This is a talk from CERN physicist, Dr. Brian Cox that has personally changed my view on particle physics and its importance in our understanding of where we live. While he gives his audience a solid introduction to the Large Hadron Collider, he also manages to spread his inspiration by taking the viewers on a journey from far and away relativistic scales, all the way down to invisible quantum mechanical scales.
If you’re too scarce on time to watch the video, here is a quick summary:
In essence, he explains that our present day understanding of the universe hinders on small collection of subatomic particles.
These are the substituents of matter. For example, the purple particles (6 in total) make up the quarks and are the building blocks of protons and neutrons – each of which contains 3 quarks. These quarks are held together by gluons, which are carriers of the strong nuclear force. As we go through the set, we can indeed construct a very good understanding that models how matter may very well exist at the smallest of scales.
Although this looks scary, its not all that hard to see the problem with the current zoo of subatomic particles. If you compare the symbols in the model with the 16 particles above, you’ll quickly realize that a particle is missing, mystery particle H. H stands for the Higgs particle, first posited by Peter Higgs. Although it seems like a shot in the dark, it wasn’t all that random of a guess. You see, in order for the standard models math to endure, H must exist. In essence, the Higgs Particle is a solid prediction at best.
Furthermore and rather interesting is what you get when you apply supersymmetry (doubles the number of particles in the Standard Model) to the standard model and extrapolate the strength of the forces back towards the Big Bang.
The red graph is the strength of the forces with the ‘regular’ Standard Model and the blue graph represents the ‘supersymmetric’ forces.
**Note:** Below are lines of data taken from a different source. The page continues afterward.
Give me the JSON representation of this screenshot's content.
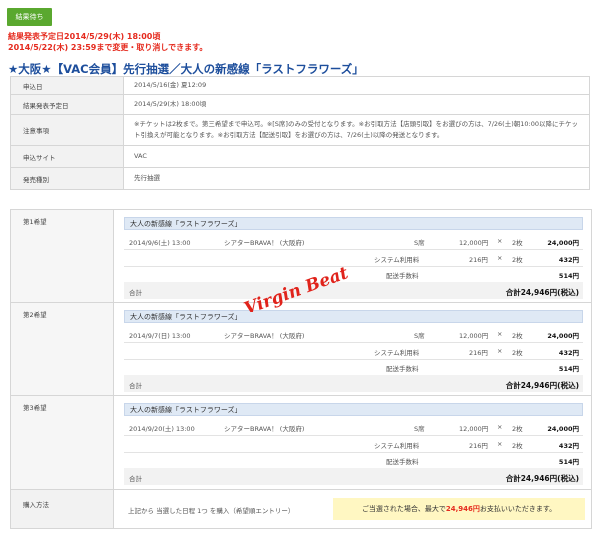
{
  "status_badge": "結果待ち",
  "notice": {
    "line1": "結果発表予定日2014/5/29(木) 18:00頃",
    "line2": "2014/5/22(木) 23:59まで変更・取り消しできます。"
  },
  "title": "★大阪★【VAC会員】先行抽選／大人の新感線「ラストフラワーズ」",
  "info": [
    {
      "label": "申込日",
      "value": "2014/5/16(金) 夏12:09"
    },
    {
      "label": "結果発表予定日",
      "value": "2014/5/29(木) 18:00頃"
    },
    {
      "label": "注意事項",
      "value": "※チケットは2枚まで。第三希望まで申込可。※[S席]のみの受付となります。※お引取方法【店頭引取】をお選びの方は、7/26(土)朝10:00以降にチケット引換えが可能となります。※お引取方法【配送引取】をお選びの方は、7/26(土)以降の発送となります。"
    },
    {
      "label": "申込サイト",
      "value": "VAC"
    },
    {
      "label": "発売種別",
      "value": "先行抽選"
    }
  ],
  "hopes": [
    {
      "label": "第1希望",
      "event": "大人の新感線「ラストフラワーズ」",
      "date": "2014/9/6(土) 13:00",
      "venue": "シアターBRAVA！ (大阪府)",
      "seat": "S席",
      "unit_price": "12,000円",
      "times": "×",
      "qty": "2枚",
      "amount": "24,000円",
      "sys_label": "システム利用料",
      "sys_unit": "216円",
      "sys_qty": "2枚",
      "sys_amount": "432円",
      "ship_label": "配送手数料",
      "ship_amount": "514円",
      "total_label": "合計",
      "total": "合計24,946円(税込)"
    },
    {
      "label": "第2希望",
      "event": "大人の新感線「ラストフラワーズ」",
      "date": "2014/9/7(日) 13:00",
      "venue": "シアターBRAVA！ (大阪府)",
      "seat": "S席",
      "unit_price": "12,000円",
      "times": "×",
      "qty": "2枚",
      "amount": "24,000円",
      "sys_label": "システム利用料",
      "sys_unit": "216円",
      "sys_qty": "2枚",
      "sys_amount": "432円",
      "ship_label": "配送手数料",
      "ship_amount": "514円",
      "total_label": "合計",
      "total": "合計24,946円(税込)"
    },
    {
      "label": "第3希望",
      "event": "大人の新感線「ラストフラワーズ」",
      "date": "2014/9/20(土) 13:00",
      "venue": "シアターBRAVA！ (大阪府)",
      "seat": "S席",
      "unit_price": "12,000円",
      "times": "×",
      "qty": "2枚",
      "amount": "24,000円",
      "sys_label": "システム利用料",
      "sys_unit": "216円",
      "sys_qty": "2枚",
      "sys_amount": "432円",
      "ship_label": "配送手数料",
      "ship_amount": "514円",
      "total_label": "合計",
      "total": "合計24,946円(税込)"
    }
  ],
  "signature": "Virgin Beat",
  "purchase": {
    "label": "購入方法",
    "method": "上記から 当選した日程 1つ を購入（希望順エントリー）",
    "note_prefix": "ご当選された場合、最大で",
    "note_amount": "24,946円",
    "note_suffix": "お支払いいただきます。"
  },
  "colors": {
    "badge": "#5aa82f",
    "notice": "#e52a1e",
    "title": "#1d4e9c",
    "event_header": "#dfe9f5",
    "note_bg": "#fff7c2"
  }
}
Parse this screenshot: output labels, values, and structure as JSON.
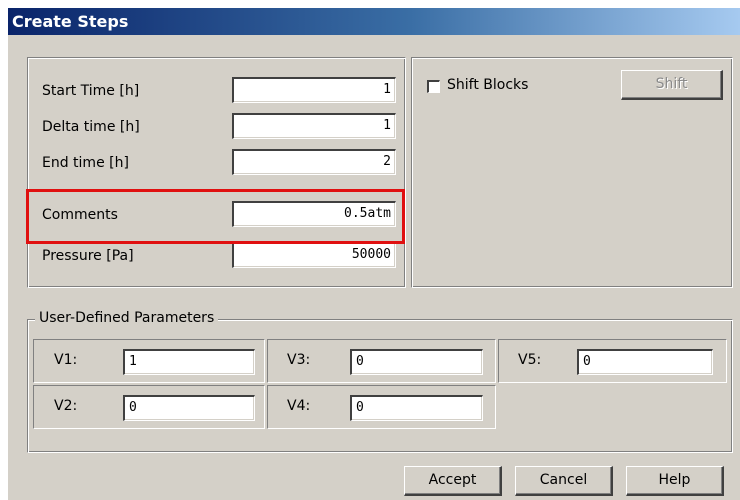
{
  "window": {
    "title": "Create Steps"
  },
  "time_panel": {
    "rows": [
      {
        "label": "Start Time [h]",
        "value": "1"
      },
      {
        "label": "Delta time [h]",
        "value": "1"
      },
      {
        "label": "End time [h]",
        "value": "2"
      },
      {
        "label": "Comments",
        "value": "0.5atm"
      },
      {
        "label": "Pressure [Pa]",
        "value": "50000"
      }
    ]
  },
  "shift_panel": {
    "checkbox_label": "Shift Blocks",
    "checked": false,
    "button_label": "Shift"
  },
  "params": {
    "legend": "User-Defined Parameters",
    "items": [
      {
        "label": "V1:",
        "value": "1"
      },
      {
        "label": "V3:",
        "value": "0"
      },
      {
        "label": "V5:",
        "value": "0"
      },
      {
        "label": "V2:",
        "value": "0"
      },
      {
        "label": "V4:",
        "value": "0"
      }
    ]
  },
  "buttons": {
    "accept": "Accept",
    "cancel": "Cancel",
    "help": "Help"
  },
  "highlight_color": "#e01010"
}
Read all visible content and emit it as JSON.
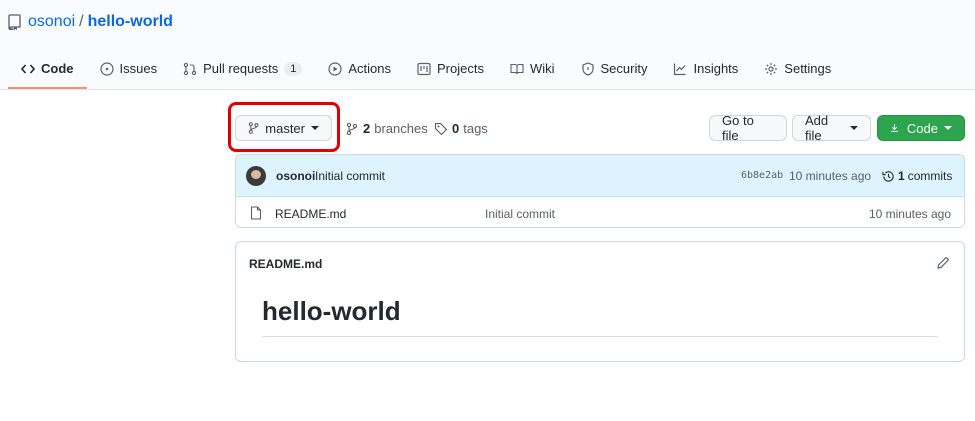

At the bottom of the graph is simply the number of years in past (in billions). Quite remarkably, the forces seem to merge together back at a point of grand unification, about 14 billion years ago – our best current estimate for the age of the Universe! The Model wasn’t intended for this purpose, but alas it holds up and reveals this interesting property.
This talk is from April in 2008, which is when the LHC was just nearing completion. After a little bit of a rough start, it began its journey into the unknown and in 4 July 2012, it found the Higgs Particle to 99.99999% statistical accuracy. Despite the grand cost of 6 billion dollars, the Large Hadron Collider has just begun its journey, as it catapults modern quantum physics into a new age of discovery.
All in all, Dr. Cox’s talk is a definite watch for anyone with an ounce of curiosity. Its succinct, well put together and overall, truly inspiring.